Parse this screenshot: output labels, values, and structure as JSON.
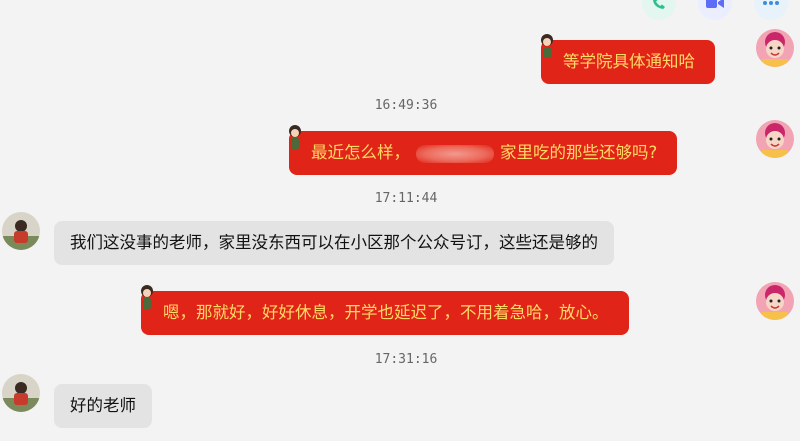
{
  "toolbar": {
    "call_icon": "phone-icon",
    "video_icon": "video-camera-icon",
    "more_icon": "more-dots-icon",
    "colors": {
      "call": "#2fbf8f",
      "video": "#5b6ef5",
      "more": "#3a8de0"
    }
  },
  "colors": {
    "outgoing_bubble": "#e02518",
    "outgoing_text": "#ffd966",
    "incoming_bubble": "#e3e3e3"
  },
  "messages": [
    {
      "direction": "out",
      "text": "等学院具体通知哈"
    },
    {
      "type": "timestamp",
      "text": "16:49:36"
    },
    {
      "direction": "out",
      "text_before": "最近怎么样，",
      "text_after": "家里吃的那些还够吗?"
    },
    {
      "type": "timestamp",
      "text": "17:11:44"
    },
    {
      "direction": "in",
      "text": "我们这没事的老师，家里没东西可以在小区那个公众号订，这些还是够的"
    },
    {
      "direction": "out",
      "text": "嗯，那就好，好好休息，开学也延迟了，不用着急哈，放心。"
    },
    {
      "type": "timestamp",
      "text": "17:31:16"
    },
    {
      "direction": "in",
      "text": "好的老师"
    }
  ]
}
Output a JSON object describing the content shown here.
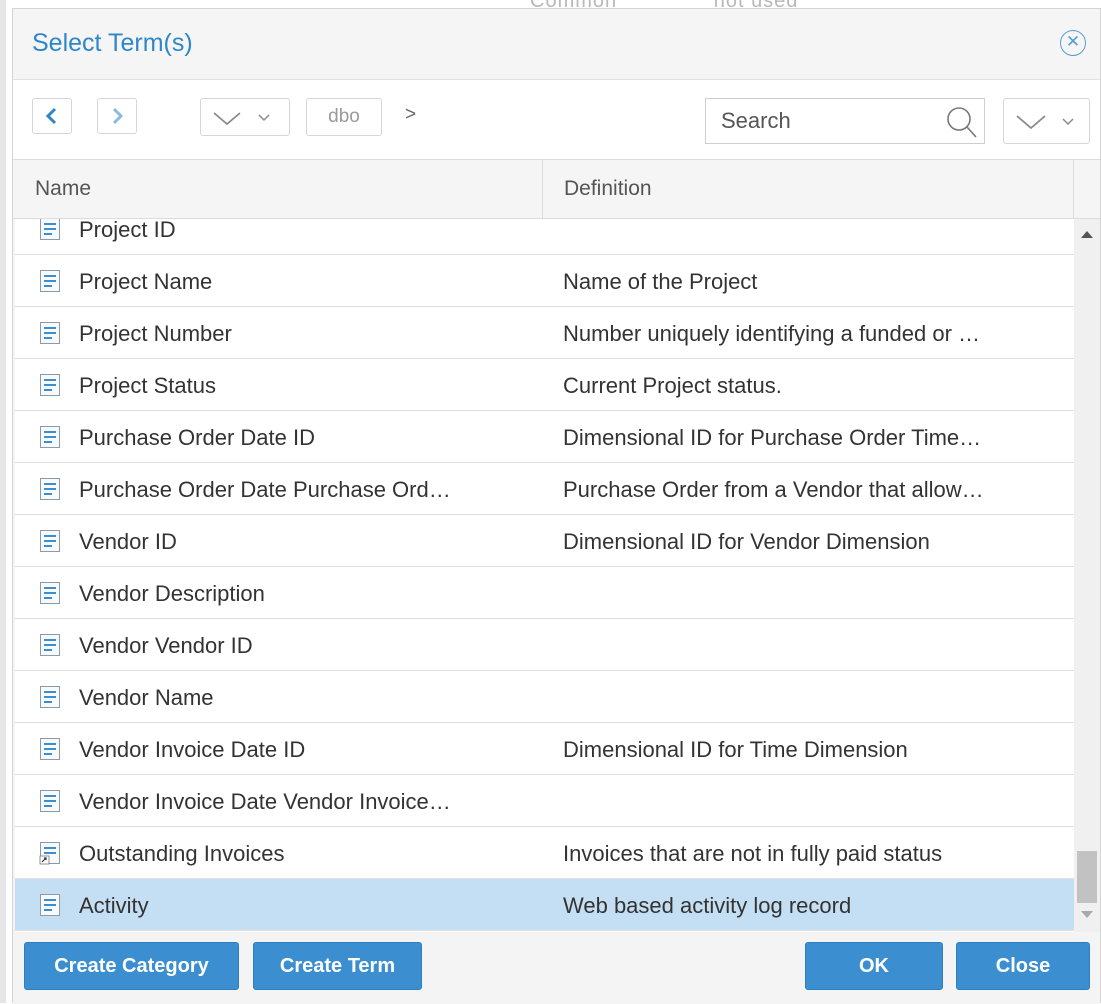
{
  "background": {
    "text_left": "Common",
    "text_right": "not used"
  },
  "dialog": {
    "title": "Select Term(s)",
    "close_icon": "circle-x-icon"
  },
  "toolbar": {
    "back_icon": "chevron-left-icon",
    "forward_icon": "chevron-right-icon",
    "breadcrumb_label": "dbo",
    "breadcrumb_separator": ">",
    "search_placeholder": "Search",
    "search_value": ""
  },
  "table": {
    "columns": [
      "Name",
      "Definition"
    ],
    "rows": [
      {
        "name": "Project ID",
        "definition": "",
        "icon": "term-icon"
      },
      {
        "name": "Project Name",
        "definition": "Name of the Project",
        "icon": "term-icon"
      },
      {
        "name": "Project Number",
        "definition": "Number uniquely identifying a funded or …",
        "icon": "term-icon"
      },
      {
        "name": "Project Status",
        "definition": "Current Project status.",
        "icon": "term-icon"
      },
      {
        "name": "Purchase Order Date ID",
        "definition": "Dimensional ID for Purchase Order Time…",
        "icon": "term-icon"
      },
      {
        "name": "Purchase Order Date Purchase Ord…",
        "definition": "Purchase Order from a Vendor that allow…",
        "icon": "term-icon"
      },
      {
        "name": "Vendor ID",
        "definition": "Dimensional ID for Vendor Dimension",
        "icon": "term-icon"
      },
      {
        "name": "Vendor Description",
        "definition": "",
        "icon": "term-icon"
      },
      {
        "name": "Vendor Vendor ID",
        "definition": "",
        "icon": "term-icon"
      },
      {
        "name": "Vendor Name",
        "definition": "",
        "icon": "term-icon"
      },
      {
        "name": "Vendor Invoice Date ID",
        "definition": "Dimensional ID for Time Dimension",
        "icon": "term-icon"
      },
      {
        "name": "Vendor Invoice Date Vendor Invoice…",
        "definition": "",
        "icon": "term-icon"
      },
      {
        "name": "Outstanding Invoices",
        "definition": "Invoices that are not in fully paid status",
        "icon": "term-shortcut-icon"
      },
      {
        "name": "Activity",
        "definition": "Web based activity log record",
        "icon": "term-icon",
        "selected": true
      }
    ]
  },
  "footer": {
    "create_category": "Create Category",
    "create_term": "Create Term",
    "ok": "OK",
    "close": "Close"
  },
  "colors": {
    "accent": "#2e87c8",
    "button": "#3b8fd0",
    "selected_row": "#c4dff3"
  }
}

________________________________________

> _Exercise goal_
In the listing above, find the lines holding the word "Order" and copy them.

> _Task result_
        "name": "Purchase Order Date ID",
        "definition": "Dimensional ID for Purchase Order Time…",
        "name": "Purchase Order Date Purchase Ord…",
        "definition": "Purchase Order from a Vendor that allow…",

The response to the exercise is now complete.